In response to the need for an open, transparent and comprehensive scheme to give users reliable quantitative information on the comparability of national metrology services and to provide the technical basis for wider agreements negotiated for international trade, commerce and regulatory affairs, the directors of the NMIs of a number of Member States of the Metre Convention and representatives of two international organizations have signed a Mutual Recognition Arrangement titled "Mutual recognition of national measurement standards and of calibration and measurement certificates issued by national metrology institutes," also referred to as the Comité International des Poids et Mesures (CIPM) MRA.

As the title states, this arrangement provides for the mutual recognition of national measurement standards and of calibration and measurement certificates issued by NMIs, and is founded on the efforts of each individual NMI to base its measurements and measurement uncertainties on SI units. A complete list of signatory NMIs is included as Appendix A of the CIPM MRA.

The technical basis of this arrangement is the set of results obtained in the course of time through key comparisons carried out by the Consultative Committees of the CIPM, the Bureau International des Poids et Mesures (BIPM) and the regional metrology organizations (RMOs), and published by the BIPM and maintained in the key comparison database as Appendix B of the CIPM MRA.

It is the equivalence of the calibration services offered by NMIs that is verified, or tested, by the key and supplementary comparison activities. The NMIs that have signed the MRA agree that each NMI is capable of providing the services listed in Appendix C, Calibration and Measurement Capabilities (CMC), which lists the quantities for which calibration and measurement certificates are recognized. Appendices B and C can therefore be used as indicators of the equivalence of measurement results between NMIs. For more details on the CIPM MRA, the key comparison database, and the CMCs, please see

In summary, laboratory accreditation is formal recognition of the capability and competence of a laboratory to provide measurement results within its Scope of Accreditation. The calibration and test reports issued provide measurement results that are traceable to stated references (the SI, usually through standards maintained by the NMI of the laboratory's home country). The quoted uncertainties are based on an established path of traceability through an NMI to the SI units. The CIPM MRA provides for the mutual recognition of national measurement standards and of calibration and measurement certificates issued by NMIs. It logically follows that, metrologically speaking, it is possible for users of calibration and test results provided by accredited laboratories (accredited by MRA signatory ABs) to determine for themselves the fitness for purpose of measurement results, such as for traceability to an NMI not of the laboratory's home country, based primarily on the reported uncertainties.

NVLAP strongly encourages all to visit the referenced web sites to see how the recognized accreditation bodies and the signatory NMIs are working in concert, through their respective MRAs, to provide confidence in the results reported in the calibration and test reports issued by laboratories accredited by a signatory MRA accreditation body. Of particular interest are the following informational brochures, available on the ILAC web site under Publications and Resources/ILAC Documents/Brochures:

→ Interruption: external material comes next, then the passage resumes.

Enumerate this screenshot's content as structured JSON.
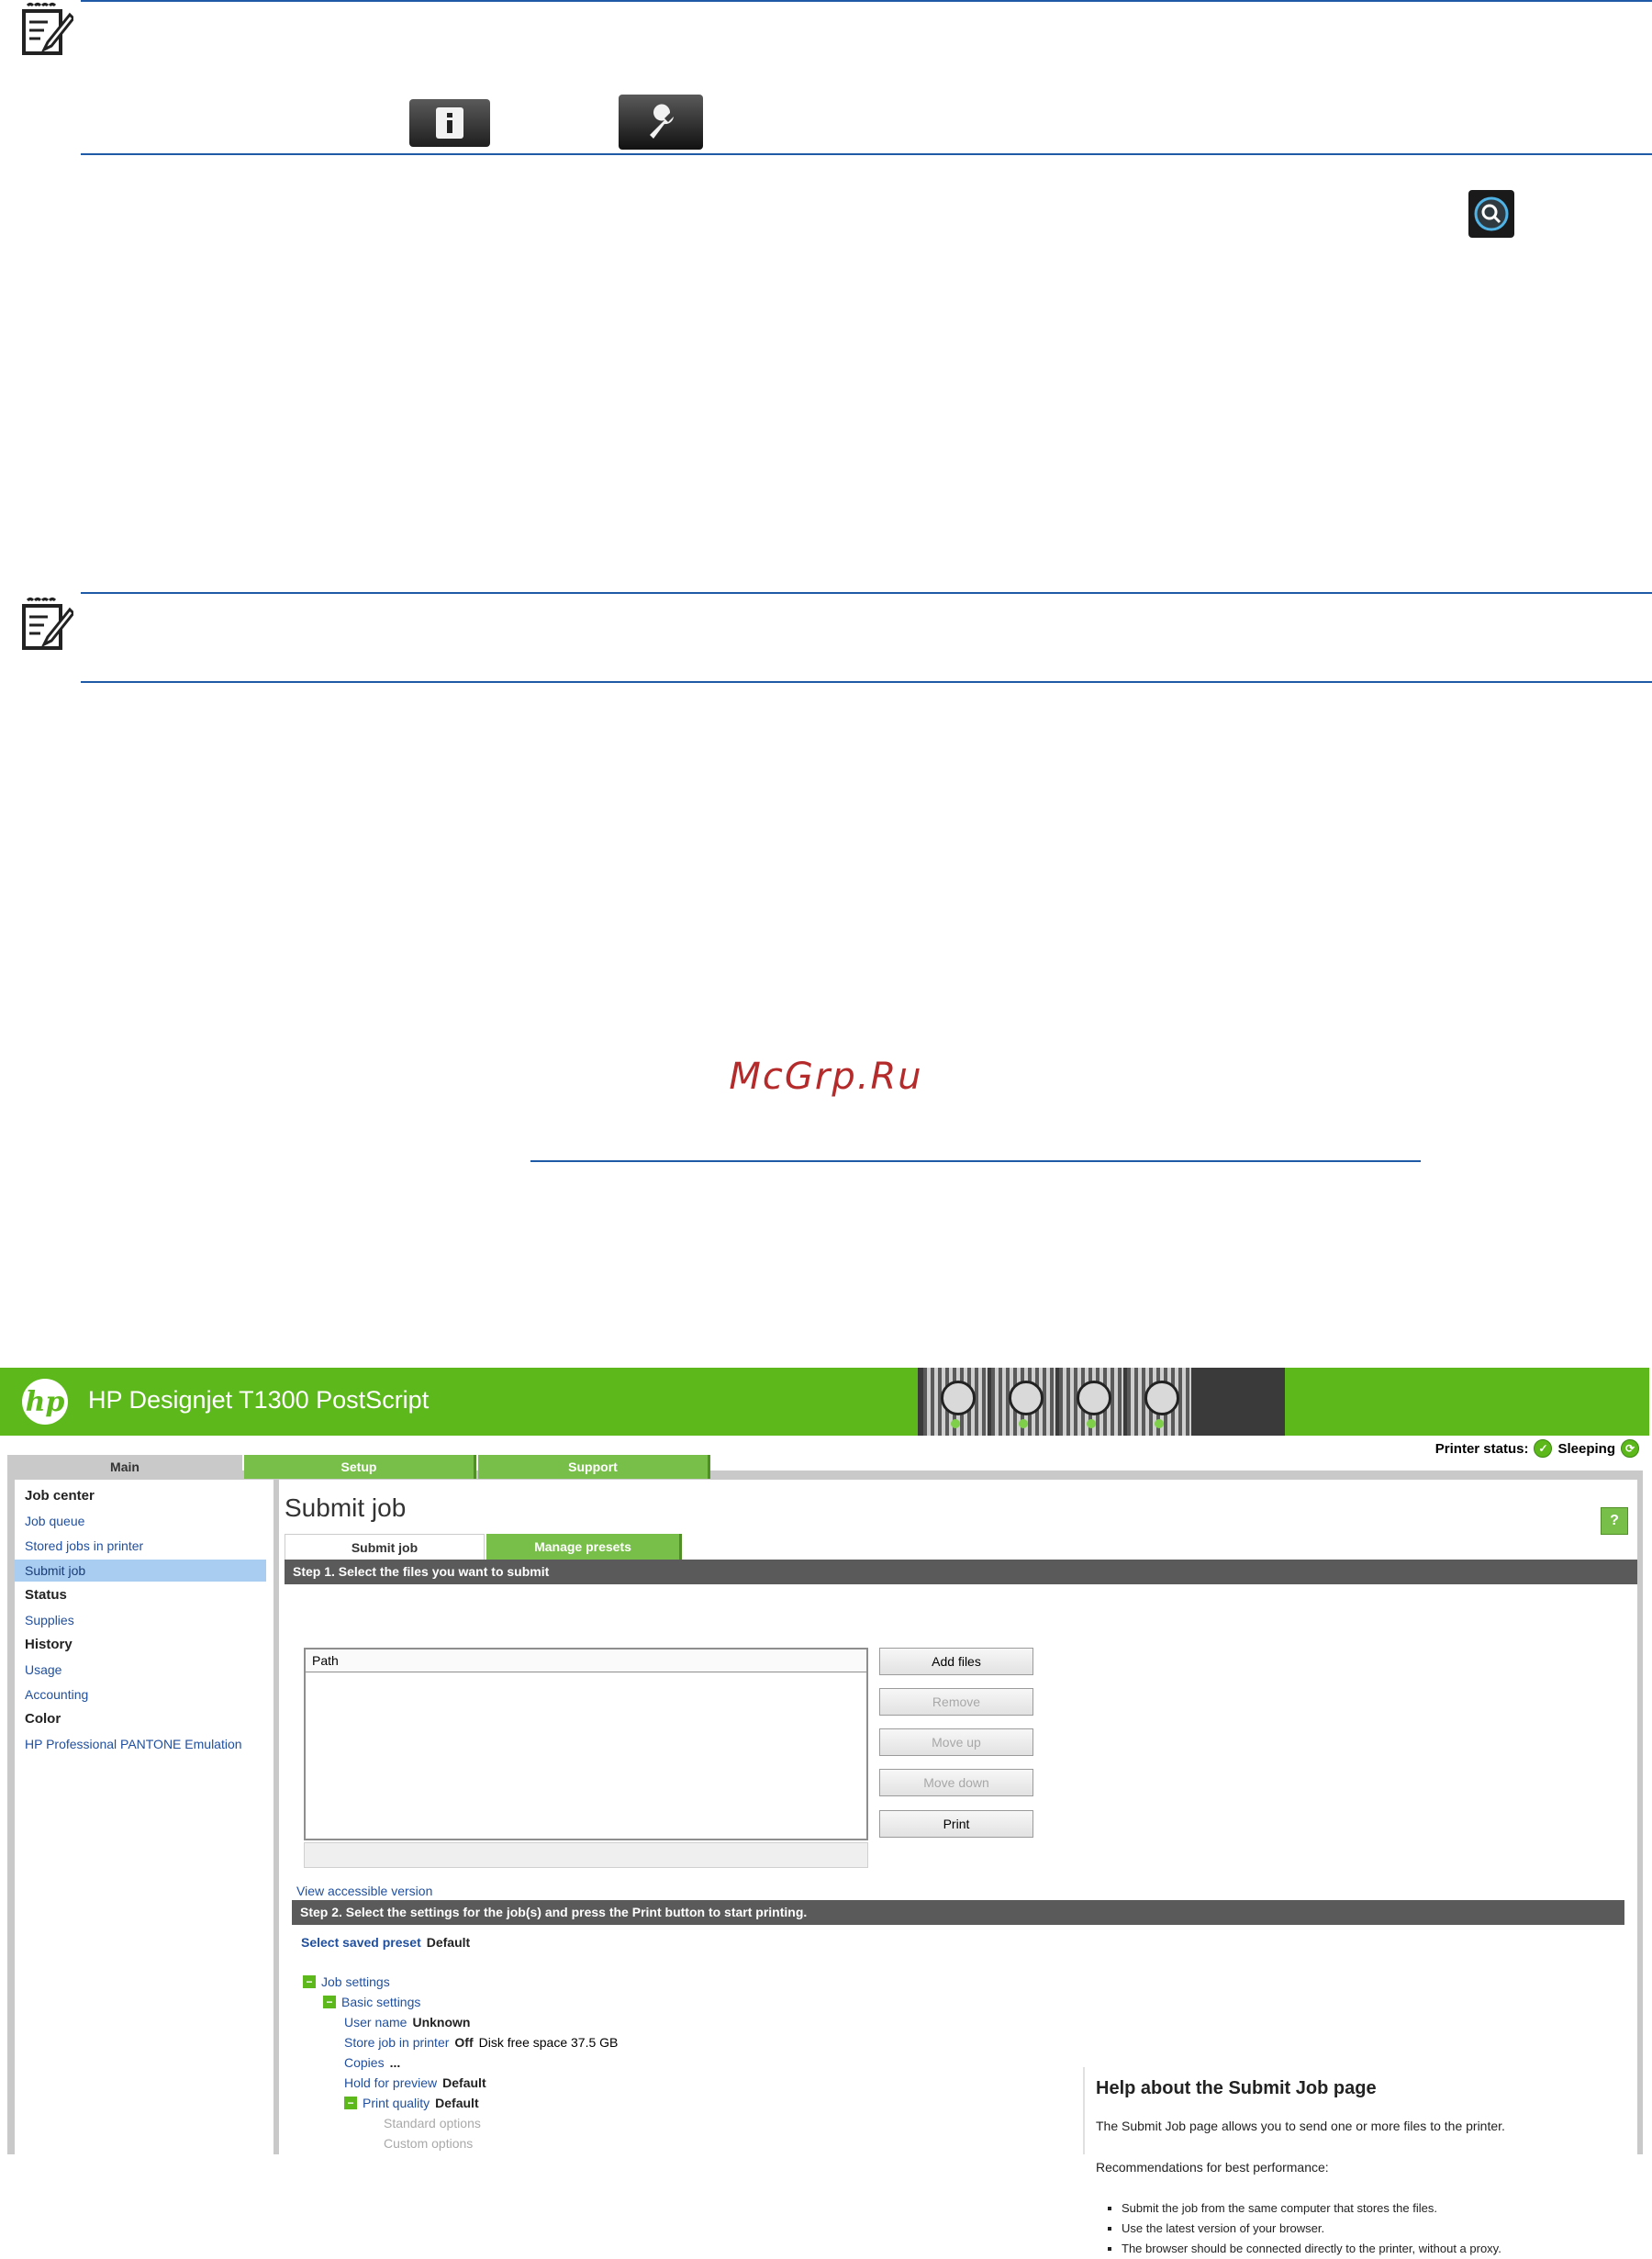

1. Why Use an Accredited Laboratory?
2. Why Become an Accredited Laboratory?
3. How Does Using an Accredited Laboratory Benefit Government and Regulators?
4. The Advantages of Being an Accredited Laboratory.